Electronics

Autonomous filing cabinet reminds us that information lasts in the digital age

Autonomous filing cabinet remi...
The autonomous filing cabinet was created during designer Jaap de Maat's final year studying at the Royal College of Art (Photo: Jaap de Maat)
The autonomous filing cabinet was created during designer Jaap de Maat's final year studying at the Royal College of Art (Photo: Jaap de Maat)
View 3 Images
The cabinet is connected to a webcam via Bluetooth, which duly scans the room for movement (Photo: Jaap de Maat)
1/3
The cabinet is connected to a webcam via Bluetooth, which duly scans the room for movement (Photo: Jaap de Maat)
The autonomous filing cabinet contains part of an electric wheelchair, an Arduino board, and assorted sensors (Photo: Jaap de Maat)
2/3
The autonomous filing cabinet contains part of an electric wheelchair, an Arduino board, and assorted sensors (Photo: Jaap de Maat)
The autonomous filing cabinet was created during designer Jaap de Maat's final year studying at the Royal College of Art (Photo: Jaap de Maat)
3/3
The autonomous filing cabinet was created during designer Jaap de Maat's final year studying at the Royal College of Art (Photo: Jaap de Maat)

It only takes a few clicks to share information online, but that information may remain available to others for a very long time. Designer Jaap de Maat aims to remind us of this fact with his art project. I Know What You Did Last Summer is an autonomous filing cabinet that follows people around.

The project was conceived as part of de Maat's final year studying for a Master of Arts in Information Experience Design at the London's Royal College of Art.

"In the digital age it has become easier to look back with great accuracy," states de Maat's brief. "But this development contains hidden dangers, as those stored recollections can easily be misinterpreted and manipulated. That sobering thought should rule our online behavior, because the traces we leave behind now will follow us around for ever."

The cabinet is connected to a webcam via Bluetooth, which duly scans the room for movement (Photo: Jaap de Maat)
The cabinet is connected to a webcam via Bluetooth, which duly scans the room for movement (Photo: Jaap de Maat)

The designer salvaged and modified a standard filing cabinet. Part of an electric wheelchair (plus battery) was then placed inside and given new wheels, along with an Arduino board, a BT2S Bluetooth interface and HC-SR04 distance sensors – plus some "blood, sweat, and tears," as de Maat tells Gizmag.

The cabinet is connected to a webcam via Bluetooth, which scans the room for movement. When the webcam finds a person, it sends the relevant location to the Arduino, which in turn controls the wheelchair motors and directs the cabinet toward that person. The selection can be random and sometimes results in the cabinet switching between people, or knocking into them, despite the distance sensors de Maat installed.
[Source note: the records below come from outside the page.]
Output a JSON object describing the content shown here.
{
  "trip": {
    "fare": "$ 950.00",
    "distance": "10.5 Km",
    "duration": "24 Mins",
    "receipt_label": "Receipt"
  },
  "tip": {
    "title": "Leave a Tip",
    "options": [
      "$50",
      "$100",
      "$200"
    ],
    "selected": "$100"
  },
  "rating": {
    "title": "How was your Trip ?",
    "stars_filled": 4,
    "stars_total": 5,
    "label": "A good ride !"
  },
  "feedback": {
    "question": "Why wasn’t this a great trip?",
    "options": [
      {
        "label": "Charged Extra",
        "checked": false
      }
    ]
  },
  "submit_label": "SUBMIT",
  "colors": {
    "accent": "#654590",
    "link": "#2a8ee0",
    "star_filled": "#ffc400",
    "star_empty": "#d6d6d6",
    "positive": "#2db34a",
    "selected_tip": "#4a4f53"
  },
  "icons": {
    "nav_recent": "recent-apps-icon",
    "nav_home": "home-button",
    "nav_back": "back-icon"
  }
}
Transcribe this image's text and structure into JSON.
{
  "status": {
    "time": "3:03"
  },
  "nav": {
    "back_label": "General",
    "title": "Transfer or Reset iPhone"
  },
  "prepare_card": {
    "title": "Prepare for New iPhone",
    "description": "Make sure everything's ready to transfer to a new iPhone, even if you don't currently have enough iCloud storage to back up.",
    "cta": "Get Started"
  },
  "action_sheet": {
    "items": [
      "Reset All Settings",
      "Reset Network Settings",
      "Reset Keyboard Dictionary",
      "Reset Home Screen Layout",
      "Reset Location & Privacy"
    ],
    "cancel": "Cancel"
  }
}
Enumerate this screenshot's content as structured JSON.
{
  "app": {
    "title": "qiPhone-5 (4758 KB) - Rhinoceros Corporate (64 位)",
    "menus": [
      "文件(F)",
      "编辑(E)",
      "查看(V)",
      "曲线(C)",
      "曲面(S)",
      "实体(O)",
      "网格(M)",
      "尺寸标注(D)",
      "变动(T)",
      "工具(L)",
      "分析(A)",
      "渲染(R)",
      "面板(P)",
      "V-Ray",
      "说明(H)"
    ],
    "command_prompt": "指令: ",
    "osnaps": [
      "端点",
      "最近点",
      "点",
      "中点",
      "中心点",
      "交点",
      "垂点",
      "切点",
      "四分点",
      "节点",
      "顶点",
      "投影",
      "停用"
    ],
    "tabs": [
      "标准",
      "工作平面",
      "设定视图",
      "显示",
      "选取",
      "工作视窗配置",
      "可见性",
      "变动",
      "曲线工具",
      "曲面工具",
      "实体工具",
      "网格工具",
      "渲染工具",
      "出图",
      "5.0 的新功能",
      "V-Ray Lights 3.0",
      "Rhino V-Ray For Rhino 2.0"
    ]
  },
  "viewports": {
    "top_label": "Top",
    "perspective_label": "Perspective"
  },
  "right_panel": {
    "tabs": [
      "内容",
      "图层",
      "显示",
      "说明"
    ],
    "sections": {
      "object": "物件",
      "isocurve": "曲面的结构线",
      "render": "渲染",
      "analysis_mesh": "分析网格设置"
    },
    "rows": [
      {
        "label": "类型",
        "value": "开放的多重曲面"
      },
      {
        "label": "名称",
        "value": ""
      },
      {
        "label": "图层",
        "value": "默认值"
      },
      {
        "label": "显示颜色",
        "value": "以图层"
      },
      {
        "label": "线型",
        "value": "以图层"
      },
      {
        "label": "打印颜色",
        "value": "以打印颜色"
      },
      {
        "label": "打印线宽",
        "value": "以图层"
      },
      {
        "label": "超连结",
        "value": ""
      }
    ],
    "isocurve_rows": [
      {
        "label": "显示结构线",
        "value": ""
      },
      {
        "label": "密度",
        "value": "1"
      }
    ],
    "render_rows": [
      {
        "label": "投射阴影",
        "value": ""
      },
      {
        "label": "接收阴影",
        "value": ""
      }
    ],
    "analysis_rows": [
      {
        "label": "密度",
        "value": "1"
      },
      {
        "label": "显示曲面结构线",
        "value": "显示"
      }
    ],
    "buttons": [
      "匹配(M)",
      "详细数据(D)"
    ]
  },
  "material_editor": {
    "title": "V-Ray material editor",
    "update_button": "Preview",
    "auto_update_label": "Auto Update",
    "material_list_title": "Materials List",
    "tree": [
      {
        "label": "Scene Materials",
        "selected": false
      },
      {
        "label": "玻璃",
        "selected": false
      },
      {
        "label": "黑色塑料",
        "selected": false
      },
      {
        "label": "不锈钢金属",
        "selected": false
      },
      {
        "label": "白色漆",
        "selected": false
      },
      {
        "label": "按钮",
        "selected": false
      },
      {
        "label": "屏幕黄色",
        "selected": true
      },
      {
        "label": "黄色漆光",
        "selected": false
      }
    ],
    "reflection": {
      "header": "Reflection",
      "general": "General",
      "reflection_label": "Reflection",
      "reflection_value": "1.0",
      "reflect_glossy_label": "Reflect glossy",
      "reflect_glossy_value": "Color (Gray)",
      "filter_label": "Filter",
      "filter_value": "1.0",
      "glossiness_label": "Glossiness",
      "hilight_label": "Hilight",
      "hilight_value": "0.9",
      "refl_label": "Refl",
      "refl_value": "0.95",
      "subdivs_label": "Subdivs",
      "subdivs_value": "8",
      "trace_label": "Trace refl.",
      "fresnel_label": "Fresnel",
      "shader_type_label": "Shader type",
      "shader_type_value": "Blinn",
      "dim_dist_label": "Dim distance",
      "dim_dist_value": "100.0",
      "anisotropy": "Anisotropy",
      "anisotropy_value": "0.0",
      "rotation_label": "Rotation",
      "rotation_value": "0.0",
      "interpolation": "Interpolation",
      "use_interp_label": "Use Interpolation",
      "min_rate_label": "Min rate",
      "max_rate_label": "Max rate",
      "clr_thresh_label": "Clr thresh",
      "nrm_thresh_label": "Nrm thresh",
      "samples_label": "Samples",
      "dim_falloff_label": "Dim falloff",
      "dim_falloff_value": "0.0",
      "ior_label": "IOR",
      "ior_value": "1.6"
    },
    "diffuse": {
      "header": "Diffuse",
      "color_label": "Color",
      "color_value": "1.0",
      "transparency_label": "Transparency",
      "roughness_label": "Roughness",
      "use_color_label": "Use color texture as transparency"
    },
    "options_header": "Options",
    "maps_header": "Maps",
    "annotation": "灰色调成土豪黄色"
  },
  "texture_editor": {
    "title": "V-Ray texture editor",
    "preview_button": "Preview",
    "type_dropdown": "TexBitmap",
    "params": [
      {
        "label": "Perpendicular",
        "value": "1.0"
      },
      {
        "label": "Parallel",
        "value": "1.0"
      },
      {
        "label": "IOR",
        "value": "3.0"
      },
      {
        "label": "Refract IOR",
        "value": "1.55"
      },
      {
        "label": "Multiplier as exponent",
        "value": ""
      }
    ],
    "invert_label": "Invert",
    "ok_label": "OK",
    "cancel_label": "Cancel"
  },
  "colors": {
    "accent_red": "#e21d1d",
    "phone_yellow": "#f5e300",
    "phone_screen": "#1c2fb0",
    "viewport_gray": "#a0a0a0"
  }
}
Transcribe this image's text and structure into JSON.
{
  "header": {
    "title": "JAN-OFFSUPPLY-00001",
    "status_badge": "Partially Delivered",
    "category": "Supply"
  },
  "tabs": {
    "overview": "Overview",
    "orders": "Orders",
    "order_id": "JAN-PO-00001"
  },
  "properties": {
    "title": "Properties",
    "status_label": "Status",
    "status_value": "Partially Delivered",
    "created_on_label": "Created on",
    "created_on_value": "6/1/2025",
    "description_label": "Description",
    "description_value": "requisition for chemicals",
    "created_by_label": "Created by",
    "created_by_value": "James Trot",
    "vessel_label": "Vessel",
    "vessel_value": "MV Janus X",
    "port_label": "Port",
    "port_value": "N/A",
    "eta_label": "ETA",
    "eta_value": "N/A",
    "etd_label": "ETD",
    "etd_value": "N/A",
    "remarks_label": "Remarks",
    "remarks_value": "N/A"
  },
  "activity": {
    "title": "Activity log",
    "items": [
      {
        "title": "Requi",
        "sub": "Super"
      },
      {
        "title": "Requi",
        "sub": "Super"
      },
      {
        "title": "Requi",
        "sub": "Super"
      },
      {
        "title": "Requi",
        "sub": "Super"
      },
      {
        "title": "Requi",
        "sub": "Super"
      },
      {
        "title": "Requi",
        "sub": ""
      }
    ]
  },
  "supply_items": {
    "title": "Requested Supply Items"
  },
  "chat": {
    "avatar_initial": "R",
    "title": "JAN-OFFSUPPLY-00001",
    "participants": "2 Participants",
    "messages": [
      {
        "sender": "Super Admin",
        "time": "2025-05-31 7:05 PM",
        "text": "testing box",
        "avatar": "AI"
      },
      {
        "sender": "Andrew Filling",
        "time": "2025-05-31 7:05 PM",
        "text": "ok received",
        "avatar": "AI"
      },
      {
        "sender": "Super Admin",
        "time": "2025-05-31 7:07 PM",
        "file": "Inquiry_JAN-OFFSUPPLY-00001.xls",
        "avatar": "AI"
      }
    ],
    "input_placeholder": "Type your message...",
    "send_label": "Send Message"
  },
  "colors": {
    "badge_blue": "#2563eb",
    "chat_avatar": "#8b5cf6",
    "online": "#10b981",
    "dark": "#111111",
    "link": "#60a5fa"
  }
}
I Know What You Did Last Summer was, until recently, installed at the Royal College of Art's Hockney Gallery. The designer is currently in talks to bring the project to Dubai. The video below shows it in operation.

Source: Royal College of Art

I know what you did last summer.

2 comments
Bob Flint
Sometimes results in the cabinet switching between people, or knocking into them, despite the distance sensors de Maat installed. Bringing out the skeletons in the closet, or just awaiting the first law suit, once this heavy pointy box inflicts injury. C'mon get me, as it's lead down the stairs....
The Skud
The thought to take away from seeing this could well be: "Do as much as possible face-to-face and only verbally. Never put anything down on paper or where it can be printed."